Jerry and Tom @ The Exchange Hotel

Insomniac Theatre- inset
Production photos by GiGee Photography

The director, Maggie Scott welcomed me  last Thursday night to a delightful little venue, the Craftsman Bar within Balmain’s Exchange Hotel. I took my seat to settle in for ninety odd minutes of something a little different in the arena of comedy.

Rick Cleveland, the writer of this quirky little one-act play, happened to be working at a “mob run comedy club in Ohio”, (shades of  “The Sopranos”, a confessed favourite of Maggie’s; she even used the TV show’s theme music). Surprise! He later learns that a couple of his friends are hitmen, convicted of murder. This of course prompts a script about the almost causal tendencies of people with a ‘very specific skill set’! Continue reading Jerry and Tom @ The Exchange Hotel

Short and Sweet Voices Gala Final @ The Chatswood Concourse

Voices- inset
Inset pic- The group Sista. Pic Geoff Sirmai. Featured pic- Group shot. Pic- Sylvi Soe

The SHORT and SWEET, VOICES Festival Coordinator, Lenore Robertson,(singer, chorister, director) confided to me that she saw music as very therapeutic and often inspiring, especially: “…sitting in the audience and watching the faces. It’s about sharing the joy of singing!

Last night’s Gala Final was a feast of auditory delight, a love fest for devotees of choral excellence or just GP audients ready to have their ears treated to a wonderful variety of choirs, vocal ensembles and barbershop quartets.          
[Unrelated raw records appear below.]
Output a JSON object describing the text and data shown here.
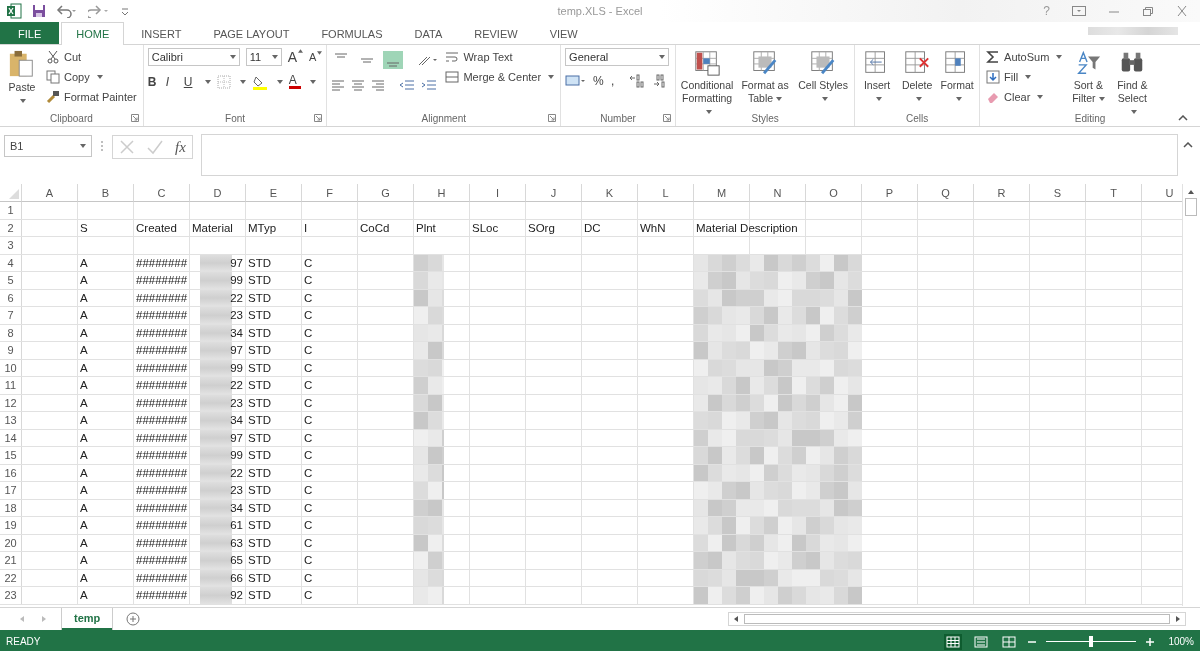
{
  "title_bar": {
    "title": "temp.XLS - Excel",
    "help": "?"
  },
  "tabs": [
    {
      "label": "FILE",
      "kind": "file",
      "selected": false
    },
    {
      "label": "HOME",
      "kind": "tab",
      "selected": true
    },
    {
      "label": "INSERT",
      "kind": "tab",
      "selected": false
    },
    {
      "label": "PAGE LAYOUT",
      "kind": "tab",
      "selected": false
    },
    {
      "label": "FORMULAS",
      "kind": "tab",
      "selected": false
    },
    {
      "label": "DATA",
      "kind": "tab",
      "selected": false
    },
    {
      "label": "REVIEW",
      "kind": "tab",
      "selected": false
    },
    {
      "label": "VIEW",
      "kind": "tab",
      "selected": false
    }
  ],
  "ribbon": {
    "clipboard": {
      "label": "Clipboard",
      "paste": "Paste",
      "cut": "Cut",
      "copy": "Copy",
      "format_painter": "Format Painter"
    },
    "font": {
      "label": "Font",
      "family": "Calibri",
      "size": "11",
      "grow": "A",
      "shrink": "A",
      "bold": "B",
      "italic": "I",
      "underline": "U",
      "font_color": "A"
    },
    "alignment": {
      "label": "Alignment",
      "vertical": [
        {
          "selected": false
        },
        {
          "selected": false
        },
        {
          "selected": true
        }
      ],
      "wrap_text": "Wrap Text",
      "merge_center": "Merge & Center"
    },
    "number": {
      "label": "Number",
      "format": "General",
      "percent": "%",
      "comma": ","
    },
    "styles": {
      "label": "Styles",
      "items": [
        "Conditional Formatting",
        "Format as Table",
        "Cell Styles"
      ]
    },
    "cells": {
      "label": "Cells",
      "items": [
        "Insert",
        "Delete",
        "Format"
      ]
    },
    "editing": {
      "label": "Editing",
      "autosum": "AutoSum",
      "fill": "Fill",
      "clear": "Clear",
      "sort": "Sort & Filter",
      "find": "Find & Select"
    }
  },
  "formula_bar": {
    "name_box": "B1",
    "fx": "fx"
  },
  "columns": [
    "A",
    "B",
    "C",
    "D",
    "E",
    "F",
    "G",
    "H",
    "I",
    "J",
    "K",
    "L",
    "M",
    "N",
    "O",
    "P",
    "Q",
    "R",
    "S",
    "T",
    "U"
  ],
  "rows": [
    {
      "number": "1",
      "blurred": false,
      "cells": {}
    },
    {
      "number": "2",
      "blurred": false,
      "cells": {
        "B": "S",
        "C": "Created",
        "D": "Material",
        "E": "MTyp",
        "F": "I",
        "G": "CoCd",
        "H": "Plnt",
        "I": "SLoc",
        "J": "SOrg",
        "K": "DC",
        "L": "WhN",
        "M": "Material Description"
      }
    },
    {
      "number": "3",
      "blurred": false,
      "cells": {}
    },
    {
      "number": "4",
      "blurred": true,
      "cells": {
        "B": "A",
        "C": "########",
        "D": "97",
        "E": "STD",
        "F": "C"
      }
    },
    {
      "number": "5",
      "blurred": true,
      "cells": {
        "B": "A",
        "C": "########",
        "D": "99",
        "E": "STD",
        "F": "C"
      }
    },
    {
      "number": "6",
      "blurred": true,
      "cells": {
        "B": "A",
        "C": "########",
        "D": "22",
        "E": "STD",
        "F": "C"
      }
    },
    {
      "number": "7",
      "blurred": true,
      "cells": {
        "B": "A",
        "C": "########",
        "D": "23",
        "E": "STD",
        "F": "C"
      }
    },
    {
      "number": "8",
      "blurred": true,
      "cells": {
        "B": "A",
        "C": "########",
        "D": "34",
        "E": "STD",
        "F": "C"
      }
    },
    {
      "number": "9",
      "blurred": true,
      "cells": {
        "B": "A",
        "C": "########",
        "D": "97",
        "E": "STD",
        "F": "C"
      }
    },
    {
      "number": "10",
      "blurred": true,
      "cells": {
        "B": "A",
        "C": "########",
        "D": "99",
        "E": "STD",
        "F": "C"
      }
    },
    {
      "number": "11",
      "blurred": true,
      "cells": {
        "B": "A",
        "C": "########",
        "D": "22",
        "E": "STD",
        "F": "C"
      }
    },
    {
      "number": "12",
      "blurred": true,
      "cells": {
        "B": "A",
        "C": "########",
        "D": "23",
        "E": "STD",
        "F": "C"
      }
    },
    {
      "number": "13",
      "blurred": true,
      "cells": {
        "B": "A",
        "C": "########",
        "D": "34",
        "E": "STD",
        "F": "C"
      }
    },
    {
      "number": "14",
      "blurred": true,
      "cells": {
        "B": "A",
        "C": "########",
        "D": "97",
        "E": "STD",
        "F": "C"
      }
    },
    {
      "number": "15",
      "blurred": true,
      "cells": {
        "B": "A",
        "C": "########",
        "D": "99",
        "E": "STD",
        "F": "C"
      }
    },
    {
      "number": "16",
      "blurred": true,
      "cells": {
        "B": "A",
        "C": "########",
        "D": "22",
        "E": "STD",
        "F": "C"
      }
    },
    {
      "number": "17",
      "blurred": true,
      "cells": {
        "B": "A",
        "C": "########",
        "D": "23",
        "E": "STD",
        "F": "C"
      }
    },
    {
      "number": "18",
      "blurred": true,
      "cells": {
        "B": "A",
        "C": "########",
        "D": "34",
        "E": "STD",
        "F": "C"
      }
    },
    {
      "number": "19",
      "blurred": true,
      "cells": {
        "B": "A",
        "C": "########",
        "D": "61",
        "E": "STD",
        "F": "C"
      }
    },
    {
      "number": "20",
      "blurred": true,
      "cells": {
        "B": "A",
        "C": "########",
        "D": "63",
        "E": "STD",
        "F": "C"
      }
    },
    {
      "number": "21",
      "blurred": true,
      "cells": {
        "B": "A",
        "C": "########",
        "D": "65",
        "E": "STD",
        "F": "C"
      }
    },
    {
      "number": "22",
      "blurred": true,
      "cells": {
        "B": "A",
        "C": "########",
        "D": "66",
        "E": "STD",
        "F": "C"
      }
    },
    {
      "number": "23",
      "blurred": true,
      "cells": {
        "B": "A",
        "C": "########",
        "D": "92",
        "E": "STD",
        "F": "C"
      }
    }
  ],
  "sheet_tabs": [
    {
      "label": "temp",
      "selected": true
    }
  ],
  "status_bar": {
    "status": "READY",
    "views": [
      {
        "selected": true
      },
      {
        "selected": false
      },
      {
        "selected": false
      }
    ],
    "zoom": {
      "level": 0.5
    },
    "zoom_label": "100%"
  }
}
Continue reading Short and Sweet Voices Gala Final @ The Chatswood Concourse